Let me start with the currency policy of an individual country, and then move to the more general topic of currency wars. When an individual country such as China lowers its exchange rate, the price of its goods become cheaper on international markets. This gives its exports a boost. However, while the policy may be good for the individual country, at least in the short-run, it comes at the expense of other countries who are placed at a competitive disadvantage. In China's case, the main impact is probably on workers in other developing countries where labor is also relatively cheap. That's not to say that there's no impact at all on the U.S. economy, only that we shouldn't expect too much if China revalues its currency.
There may be good reasons for a developing country to use currency policy to peg its exchange rate. For example, a stable exchange rate may promote a more stable economy. Pegging the exchange rate at a low enough level can also promote export led development, and allow the accumulation of reserves that might be needed to hold off a speculative attack on the currency.
In a recession, there is also an incentive to lower the exchange rate as a means of stimulating the economy, something that is usually accomplished by expanding the domestic money supply. So long as only a few countries do this, it should have the intended effect.
The problem is that in a recession, other countries also have an incentive to lower their exchange rate. In addition, the bad domestic conditions make countries very sensitive to the perception that they are being harmed through exchange rate manipulation. This can create ill will, or enhance resentments over currency policy that already exist. Thus, if one country is perceived to be taking unfair advantage, other countries are likely to retaliate by imposing tariffs or by lowering their own exchange rates to re-level the playing field.
If a currency war ensues and everyone lowers their exchange rate, then, in the end, no country will gain an advantage relative to others (though there will be variation along the way as some countries move faster or slower than others). But, it will have the effect of expanding the world money supply.
Will the expansion in the worldwide money supply be helpful? Paul Krugman argues that if short-term interest rates were above the zero bound, as they were in the 1930s due to the adherence of many countries to the gold standard, it could be. As interest rates fell around the world with the expansion of the worldwide money supply, that would stimulate more consumption, more investment, and more international trade.

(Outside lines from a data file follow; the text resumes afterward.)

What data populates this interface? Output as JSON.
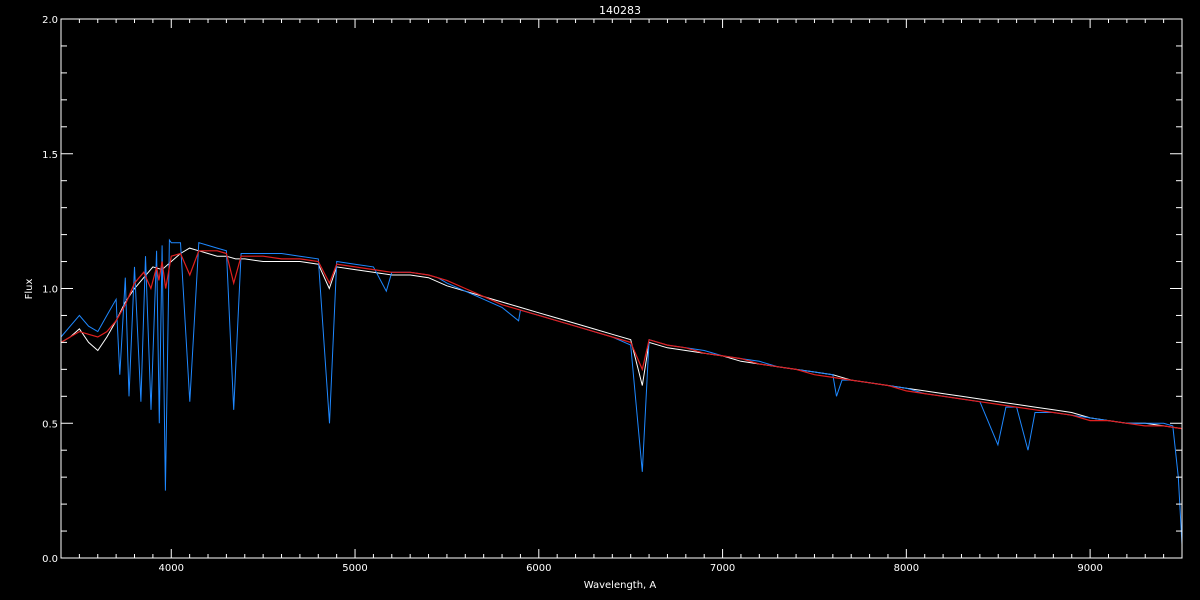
{
  "chart_data": {
    "type": "line",
    "title": "140283",
    "xlabel": "Wavelength, A",
    "ylabel": "Flux",
    "xlim": [
      3400,
      9500
    ],
    "ylim": [
      0.0,
      2.0
    ],
    "x_ticks": [
      4000,
      5000,
      6000,
      7000,
      8000,
      9000
    ],
    "x_tick_labels": [
      "4000",
      "5000",
      "6000",
      "7000",
      "8000",
      "9000"
    ],
    "y_ticks": [
      0.0,
      0.5,
      1.0,
      1.5,
      2.0
    ],
    "y_tick_labels": [
      "0.0",
      "0.5",
      "1.0",
      "1.5",
      "2.0"
    ],
    "grid": false,
    "background": "#000000",
    "axis_color": "#ffffff",
    "series": [
      {
        "color": "#ffffff",
        "x": [
          3400,
          3450,
          3500,
          3550,
          3600,
          3650,
          3700,
          3750,
          3800,
          3850,
          3900,
          3950,
          4000,
          4050,
          4100,
          4150,
          4200,
          4250,
          4300,
          4350,
          4400,
          4500,
          4600,
          4700,
          4800,
          4860,
          4900,
          5000,
          5100,
          5200,
          5300,
          5400,
          5500,
          5600,
          5700,
          5800,
          5900,
          6000,
          6100,
          6200,
          6300,
          6400,
          6500,
          6563,
          6600,
          6700,
          6800,
          6900,
          7000,
          7100,
          7200,
          7300,
          7400,
          7500,
          7600,
          7700,
          7800,
          7900,
          8000,
          8100,
          8200,
          8300,
          8400,
          8500,
          8600,
          8700,
          8800,
          8900,
          9000,
          9100,
          9200,
          9300,
          9400,
          9500
        ],
        "y": [
          0.8,
          0.82,
          0.85,
          0.8,
          0.77,
          0.82,
          0.88,
          0.95,
          1.0,
          1.04,
          1.08,
          1.07,
          1.1,
          1.13,
          1.15,
          1.14,
          1.13,
          1.12,
          1.12,
          1.11,
          1.11,
          1.1,
          1.1,
          1.1,
          1.09,
          1.0,
          1.08,
          1.07,
          1.06,
          1.05,
          1.05,
          1.04,
          1.01,
          0.99,
          0.97,
          0.95,
          0.93,
          0.91,
          0.89,
          0.87,
          0.85,
          0.83,
          0.81,
          0.64,
          0.8,
          0.78,
          0.77,
          0.76,
          0.75,
          0.73,
          0.72,
          0.71,
          0.7,
          0.69,
          0.68,
          0.66,
          0.65,
          0.64,
          0.63,
          0.62,
          0.61,
          0.6,
          0.59,
          0.58,
          0.57,
          0.56,
          0.55,
          0.54,
          0.52,
          0.51,
          0.5,
          0.5,
          0.49,
          0.48
        ]
      },
      {
        "color": "#1e88ff",
        "x": [
          3400,
          3450,
          3500,
          3550,
          3600,
          3650,
          3700,
          3720,
          3750,
          3770,
          3800,
          3835,
          3860,
          3890,
          3920,
          3935,
          3950,
          3968,
          3990,
          4000,
          4050,
          4101,
          4150,
          4200,
          4250,
          4300,
          4340,
          4380,
          4400,
          4500,
          4600,
          4700,
          4800,
          4861,
          4900,
          5000,
          5100,
          5170,
          5200,
          5250,
          5300,
          5400,
          5450,
          5500,
          5600,
          5700,
          5800,
          5890,
          5900,
          6000,
          6100,
          6200,
          6300,
          6400,
          6500,
          6563,
          6600,
          6700,
          6800,
          6900,
          7000,
          7100,
          7200,
          7300,
          7400,
          7500,
          7600,
          7620,
          7650,
          7700,
          7800,
          7900,
          8000,
          8100,
          8200,
          8300,
          8400,
          8498,
          8542,
          8600,
          8662,
          8700,
          8800,
          8900,
          9000,
          9100,
          9200,
          9300,
          9400,
          9450,
          9480,
          9500
        ],
        "y": [
          0.82,
          0.86,
          0.9,
          0.86,
          0.84,
          0.9,
          0.96,
          0.68,
          1.04,
          0.6,
          1.08,
          0.58,
          1.12,
          0.55,
          1.14,
          0.5,
          1.16,
          0.25,
          1.18,
          1.17,
          1.17,
          0.58,
          1.17,
          1.16,
          1.15,
          1.14,
          0.55,
          1.13,
          1.13,
          1.13,
          1.13,
          1.12,
          1.11,
          0.5,
          1.1,
          1.09,
          1.08,
          0.99,
          1.06,
          1.06,
          1.06,
          1.05,
          1.04,
          1.02,
          0.99,
          0.96,
          0.93,
          0.88,
          0.92,
          0.9,
          0.88,
          0.86,
          0.84,
          0.82,
          0.79,
          0.32,
          0.81,
          0.79,
          0.78,
          0.77,
          0.75,
          0.74,
          0.73,
          0.71,
          0.7,
          0.69,
          0.68,
          0.6,
          0.66,
          0.66,
          0.65,
          0.64,
          0.63,
          0.61,
          0.6,
          0.59,
          0.58,
          0.42,
          0.56,
          0.56,
          0.4,
          0.54,
          0.54,
          0.53,
          0.52,
          0.51,
          0.5,
          0.5,
          0.5,
          0.49,
          0.3,
          0.05
        ]
      },
      {
        "color": "#e02020",
        "x": [
          3400,
          3450,
          3500,
          3550,
          3600,
          3650,
          3700,
          3750,
          3800,
          3850,
          3889,
          3920,
          3933,
          3950,
          3970,
          4000,
          4050,
          4101,
          4150,
          4200,
          4250,
          4300,
          4340,
          4380,
          4400,
          4500,
          4600,
          4700,
          4800,
          4861,
          4900,
          5000,
          5100,
          5200,
          5300,
          5400,
          5500,
          5600,
          5700,
          5800,
          5900,
          6000,
          6100,
          6200,
          6300,
          6400,
          6500,
          6563,
          6600,
          6700,
          6800,
          6900,
          7000,
          7100,
          7200,
          7300,
          7400,
          7500,
          7600,
          7700,
          7800,
          7900,
          8000,
          8100,
          8200,
          8300,
          8400,
          8500,
          8600,
          8700,
          8800,
          8900,
          9000,
          9100,
          9200,
          9300,
          9400,
          9500
        ],
        "y": [
          0.8,
          0.82,
          0.84,
          0.83,
          0.82,
          0.84,
          0.88,
          0.94,
          1.02,
          1.06,
          1.0,
          1.08,
          1.03,
          1.1,
          1.0,
          1.12,
          1.13,
          1.05,
          1.14,
          1.14,
          1.14,
          1.13,
          1.02,
          1.12,
          1.12,
          1.12,
          1.11,
          1.11,
          1.1,
          1.02,
          1.09,
          1.08,
          1.07,
          1.06,
          1.06,
          1.05,
          1.03,
          1.0,
          0.97,
          0.94,
          0.92,
          0.9,
          0.88,
          0.86,
          0.84,
          0.82,
          0.8,
          0.7,
          0.81,
          0.79,
          0.78,
          0.76,
          0.75,
          0.74,
          0.72,
          0.71,
          0.7,
          0.68,
          0.67,
          0.66,
          0.65,
          0.64,
          0.62,
          0.61,
          0.6,
          0.59,
          0.58,
          0.57,
          0.56,
          0.55,
          0.54,
          0.53,
          0.51,
          0.51,
          0.5,
          0.49,
          0.49,
          0.48
        ]
      }
    ]
  }
}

But with interest rates at the zero bound, as they are for most countries right now (net of risk premia), an increase in the world wide money supply will not have much of an impact on interest rates and hence won't do much to stimulate economies.

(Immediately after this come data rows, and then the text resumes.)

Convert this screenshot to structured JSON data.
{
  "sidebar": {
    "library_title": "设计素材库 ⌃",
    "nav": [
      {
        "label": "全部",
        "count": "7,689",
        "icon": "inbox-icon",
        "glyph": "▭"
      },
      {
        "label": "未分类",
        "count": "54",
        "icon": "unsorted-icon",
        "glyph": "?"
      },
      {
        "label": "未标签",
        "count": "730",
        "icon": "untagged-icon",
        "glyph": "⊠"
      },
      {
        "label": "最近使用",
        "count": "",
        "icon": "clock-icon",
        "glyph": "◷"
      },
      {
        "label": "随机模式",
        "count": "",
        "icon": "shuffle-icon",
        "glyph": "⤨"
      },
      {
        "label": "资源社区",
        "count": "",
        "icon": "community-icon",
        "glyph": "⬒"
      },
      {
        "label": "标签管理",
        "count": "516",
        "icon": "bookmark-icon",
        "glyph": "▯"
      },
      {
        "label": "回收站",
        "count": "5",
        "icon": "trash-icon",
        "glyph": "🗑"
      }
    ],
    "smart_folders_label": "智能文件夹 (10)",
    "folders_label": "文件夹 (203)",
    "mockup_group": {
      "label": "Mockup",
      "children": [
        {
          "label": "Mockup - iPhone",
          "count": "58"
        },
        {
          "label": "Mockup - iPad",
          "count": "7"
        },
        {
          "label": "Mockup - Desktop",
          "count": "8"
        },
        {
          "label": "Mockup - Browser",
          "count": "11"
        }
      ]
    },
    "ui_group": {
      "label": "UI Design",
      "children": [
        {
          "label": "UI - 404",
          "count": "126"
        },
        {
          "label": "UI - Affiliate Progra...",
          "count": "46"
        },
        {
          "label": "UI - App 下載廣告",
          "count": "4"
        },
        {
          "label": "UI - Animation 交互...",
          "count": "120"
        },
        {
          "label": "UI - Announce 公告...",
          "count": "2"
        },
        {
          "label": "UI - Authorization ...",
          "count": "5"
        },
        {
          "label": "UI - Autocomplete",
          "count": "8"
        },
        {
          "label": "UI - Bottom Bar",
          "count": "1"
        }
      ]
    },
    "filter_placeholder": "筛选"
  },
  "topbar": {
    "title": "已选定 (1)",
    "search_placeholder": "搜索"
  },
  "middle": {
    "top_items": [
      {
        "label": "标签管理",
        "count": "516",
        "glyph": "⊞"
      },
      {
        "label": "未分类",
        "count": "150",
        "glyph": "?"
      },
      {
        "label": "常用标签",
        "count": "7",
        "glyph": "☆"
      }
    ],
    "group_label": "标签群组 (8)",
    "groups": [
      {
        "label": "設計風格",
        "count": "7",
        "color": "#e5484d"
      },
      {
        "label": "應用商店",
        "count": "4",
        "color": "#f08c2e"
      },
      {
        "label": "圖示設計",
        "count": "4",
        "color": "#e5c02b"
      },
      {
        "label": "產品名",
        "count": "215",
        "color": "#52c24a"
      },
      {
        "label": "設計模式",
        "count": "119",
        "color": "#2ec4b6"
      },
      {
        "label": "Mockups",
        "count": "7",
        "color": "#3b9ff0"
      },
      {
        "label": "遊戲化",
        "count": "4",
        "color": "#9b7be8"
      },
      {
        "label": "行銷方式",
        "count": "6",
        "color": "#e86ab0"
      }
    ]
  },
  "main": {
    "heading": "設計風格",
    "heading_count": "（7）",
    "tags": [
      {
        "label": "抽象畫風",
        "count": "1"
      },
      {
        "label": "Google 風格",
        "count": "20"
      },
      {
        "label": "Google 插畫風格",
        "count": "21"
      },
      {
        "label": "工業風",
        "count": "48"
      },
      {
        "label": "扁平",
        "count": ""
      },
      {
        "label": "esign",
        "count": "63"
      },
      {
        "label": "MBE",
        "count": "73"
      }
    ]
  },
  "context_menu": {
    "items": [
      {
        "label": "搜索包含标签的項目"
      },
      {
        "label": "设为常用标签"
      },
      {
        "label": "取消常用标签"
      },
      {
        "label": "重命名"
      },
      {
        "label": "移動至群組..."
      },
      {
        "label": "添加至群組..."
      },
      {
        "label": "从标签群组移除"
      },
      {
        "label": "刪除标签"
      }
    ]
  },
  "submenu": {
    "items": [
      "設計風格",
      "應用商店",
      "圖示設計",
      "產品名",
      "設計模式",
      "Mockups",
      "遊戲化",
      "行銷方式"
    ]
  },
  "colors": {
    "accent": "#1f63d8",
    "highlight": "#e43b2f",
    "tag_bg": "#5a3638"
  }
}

However, while the positive effects a currency war produced in the 1930s are unlikely to reappear, there is a chance of large negative effects such as a simultaneous trade war or the breakdown of the international monetary system, so let's hope a currency war can be avoided.